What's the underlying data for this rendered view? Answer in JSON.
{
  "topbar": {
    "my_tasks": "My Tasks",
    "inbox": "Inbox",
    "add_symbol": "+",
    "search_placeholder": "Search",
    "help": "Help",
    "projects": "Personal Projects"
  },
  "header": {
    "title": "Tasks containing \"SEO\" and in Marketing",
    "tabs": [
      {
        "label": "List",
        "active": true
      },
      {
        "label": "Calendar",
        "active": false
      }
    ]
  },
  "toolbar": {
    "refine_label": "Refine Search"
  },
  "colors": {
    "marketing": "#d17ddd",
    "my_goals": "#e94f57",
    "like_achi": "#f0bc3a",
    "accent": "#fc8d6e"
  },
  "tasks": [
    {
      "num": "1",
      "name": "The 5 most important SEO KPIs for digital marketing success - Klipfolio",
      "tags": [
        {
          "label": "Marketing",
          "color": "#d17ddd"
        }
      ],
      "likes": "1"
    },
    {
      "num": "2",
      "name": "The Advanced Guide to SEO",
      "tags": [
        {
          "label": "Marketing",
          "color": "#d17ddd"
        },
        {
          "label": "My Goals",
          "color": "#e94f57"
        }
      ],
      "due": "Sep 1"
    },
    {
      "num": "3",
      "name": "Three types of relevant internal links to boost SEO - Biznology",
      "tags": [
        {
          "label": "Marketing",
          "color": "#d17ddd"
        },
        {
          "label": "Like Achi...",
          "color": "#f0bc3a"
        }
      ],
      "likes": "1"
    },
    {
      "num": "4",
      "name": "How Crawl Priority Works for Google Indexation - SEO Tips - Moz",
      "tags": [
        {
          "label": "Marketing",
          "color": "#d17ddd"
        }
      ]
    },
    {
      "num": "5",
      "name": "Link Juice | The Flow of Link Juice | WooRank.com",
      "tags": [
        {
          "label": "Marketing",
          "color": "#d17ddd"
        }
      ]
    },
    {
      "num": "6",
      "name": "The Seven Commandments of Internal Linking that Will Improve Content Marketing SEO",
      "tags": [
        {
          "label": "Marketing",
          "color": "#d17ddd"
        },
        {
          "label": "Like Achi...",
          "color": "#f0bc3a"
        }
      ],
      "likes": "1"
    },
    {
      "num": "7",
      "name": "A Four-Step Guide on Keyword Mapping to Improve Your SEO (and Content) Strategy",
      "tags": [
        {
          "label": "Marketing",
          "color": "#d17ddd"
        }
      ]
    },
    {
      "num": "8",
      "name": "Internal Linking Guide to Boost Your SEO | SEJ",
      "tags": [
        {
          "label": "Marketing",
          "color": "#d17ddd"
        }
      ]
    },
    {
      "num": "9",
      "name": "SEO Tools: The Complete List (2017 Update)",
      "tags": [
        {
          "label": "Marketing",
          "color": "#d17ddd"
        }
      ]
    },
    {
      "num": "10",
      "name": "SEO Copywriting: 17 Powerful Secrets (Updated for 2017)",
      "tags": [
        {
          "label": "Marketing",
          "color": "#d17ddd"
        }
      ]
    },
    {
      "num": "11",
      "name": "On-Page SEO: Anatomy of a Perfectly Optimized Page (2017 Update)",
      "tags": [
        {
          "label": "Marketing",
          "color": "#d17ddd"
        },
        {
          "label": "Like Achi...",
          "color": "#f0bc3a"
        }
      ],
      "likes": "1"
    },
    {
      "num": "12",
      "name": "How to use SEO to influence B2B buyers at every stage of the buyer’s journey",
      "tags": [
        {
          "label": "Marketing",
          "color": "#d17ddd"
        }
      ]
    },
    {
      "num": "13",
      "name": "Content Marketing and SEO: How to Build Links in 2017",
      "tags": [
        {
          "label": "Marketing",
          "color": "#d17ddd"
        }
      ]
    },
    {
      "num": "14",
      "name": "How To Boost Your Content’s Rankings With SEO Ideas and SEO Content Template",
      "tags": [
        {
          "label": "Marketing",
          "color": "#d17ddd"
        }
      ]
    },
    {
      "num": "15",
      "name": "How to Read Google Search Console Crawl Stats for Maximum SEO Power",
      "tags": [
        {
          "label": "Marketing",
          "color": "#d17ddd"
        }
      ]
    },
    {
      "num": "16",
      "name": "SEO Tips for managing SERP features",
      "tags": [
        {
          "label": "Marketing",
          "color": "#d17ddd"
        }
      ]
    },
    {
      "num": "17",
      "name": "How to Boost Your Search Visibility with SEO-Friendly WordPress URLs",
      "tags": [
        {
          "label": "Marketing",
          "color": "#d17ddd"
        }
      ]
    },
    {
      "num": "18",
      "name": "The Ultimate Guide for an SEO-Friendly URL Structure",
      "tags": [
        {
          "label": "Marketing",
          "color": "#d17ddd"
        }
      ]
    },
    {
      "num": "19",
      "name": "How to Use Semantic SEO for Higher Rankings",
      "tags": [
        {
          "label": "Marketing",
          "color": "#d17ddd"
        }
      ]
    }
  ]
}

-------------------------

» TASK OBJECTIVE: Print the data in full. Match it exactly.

» RESPONSE TO THE EXERCISE:
What's the underlying data for this rendered view? Answer in JSON.
{
  "topbar": {
    "my_tasks": "My Tasks",
    "inbox": "Inbox",
    "add_symbol": "+",
    "search_placeholder": "Search",
    "help": "Help",
    "projects": "Personal Projects"
  },
  "header": {
    "title": "Tasks containing \"SEO\" and in Marketing",
    "tabs": [
      {
        "label": "List",
        "active": true
      },
      {
        "label": "Calendar",
        "active": false
      }
    ]
  },
  "toolbar": {
    "refine_label": "Refine Search"
  },
  "colors": {
    "marketing": "#d17ddd",
    "my_goals": "#e94f57",
    "like_achi": "#f0bc3a",
    "accent": "#fc8d6e"
  },
  "tasks": [
    {
      "num": "1",
      "name": "The 5 most important SEO KPIs for digital marketing success - Klipfolio",
      "tags": [
        {
          "label": "Marketing",
          "color": "#d17ddd"
        }
      ],
      "likes": "1"
    },
    {
      "num": "2",
      "name": "The Advanced Guide to SEO",
      "tags": [
        {
          "label": "Marketing",
          "color": "#d17ddd"
        },
        {
          "label": "My Goals",
          "color": "#e94f57"
        }
      ],
      "due": "Sep 1"
    },
    {
      "num": "3",
      "name": "Three types of relevant internal links to boost SEO - Biznology",
      "tags": [
        {
          "label": "Marketing",
          "color": "#d17ddd"
        },
        {
          "label": "Like Achi...",
          "color": "#f0bc3a"
        }
      ],
      "likes": "1"
    },
    {
      "num": "4",
      "name": "How Crawl Priority Works for Google Indexation - SEO Tips - Moz",
      "tags": [
        {
          "label": "Marketing",
          "color": "#d17ddd"
        }
      ]
    },
    {
      "num": "5",
      "name": "Link Juice | The Flow of Link Juice | WooRank.com",
      "tags": [
        {
          "label": "Marketing",
          "color": "#d17ddd"
        }
      ]
    },
    {
      "num": "6",
      "name": "The Seven Commandments of Internal Linking that Will Improve Content Marketing SEO",
      "tags": [
        {
          "label": "Marketing",
          "color": "#d17ddd"
        },
        {
          "label": "Like Achi...",
          "color": "#f0bc3a"
        }
      ],
      "likes": "1"
    },
    {
      "num": "7",
      "name": "A Four-Step Guide on Keyword Mapping to Improve Your SEO (and Content) Strategy",
      "tags": [
        {
          "label": "Marketing",
          "color": "#d17ddd"
        }
      ]
    },
    {
      "num": "8",
      "name": "Internal Linking Guide to Boost Your SEO | SEJ",
      "tags": [
        {
          "label": "Marketing",
          "color": "#d17ddd"
        }
      ]
    },
    {
      "num": "9",
      "name": "SEO Tools: The Complete List (2017 Update)",
      "tags": [
        {
          "label": "Marketing",
          "color": "#d17ddd"
        }
      ]
    },
    {
      "num": "10",
      "name": "SEO Copywriting: 17 Powerful Secrets (Updated for 2017)",
      "tags": [
        {
          "label": "Marketing",
          "color": "#d17ddd"
        }
      ]
    },
    {
      "num": "11",
      "name": "On-Page SEO: Anatomy of a Perfectly Optimized Page (2017 Update)",
      "tags": [
        {
          "label": "Marketing",
          "color": "#d17ddd"
        },
        {
          "label": "Like Achi...",
          "color": "#f0bc3a"
        }
      ],
      "likes": "1"
    },
    {
      "num": "12",
      "name": "How to use SEO to influence B2B buyers at every stage of the buyer’s journey",
      "tags": [
        {
          "label": "Marketing",
          "color": "#d17ddd"
        }
      ]
    },
    {
      "num": "13",
      "name": "Content Marketing and SEO: How to Build Links in 2017",
      "tags": [
        {
          "label": "Marketing",
          "color": "#d17ddd"
        }
      ]
    },
    {
      "num": "14",
      "name": "How To Boost Your Content’s Rankings With SEO Ideas and SEO Content Template",
      "tags": [
        {
          "label": "Marketing",
          "color": "#d17ddd"
        }
      ]
    },
    {
      "num": "15",
      "name": "How to Read Google Search Console Crawl Stats for Maximum SEO Power",
      "tags": [
        {
          "label": "Marketing",
          "color": "#d17ddd"
        }
      ]
    },
    {
      "num": "16",
      "name": "SEO Tips for managing SERP features",
      "tags": [
        {
          "label": "Marketing",
          "color": "#d17ddd"
        }
      ]
    },
    {
      "num": "17",
      "name": "How to Boost Your Search Visibility with SEO-Friendly WordPress URLs",
      "tags": [
        {
          "label": "Marketing",
          "color": "#d17ddd"
        }
      ]
    },
    {
      "num": "18",
      "name": "The Ultimate Guide for an SEO-Friendly URL Structure",
      "tags": [
        {
          "label": "Marketing",
          "color": "#d17ddd"
        }
      ]
    },
    {
      "num": "19",
      "name": "How to Use Semantic SEO for Higher Rankings",
      "tags": [
        {
          "label": "Marketing",
          "color": "#d17ddd"
        }
      ]
    }
  ]
}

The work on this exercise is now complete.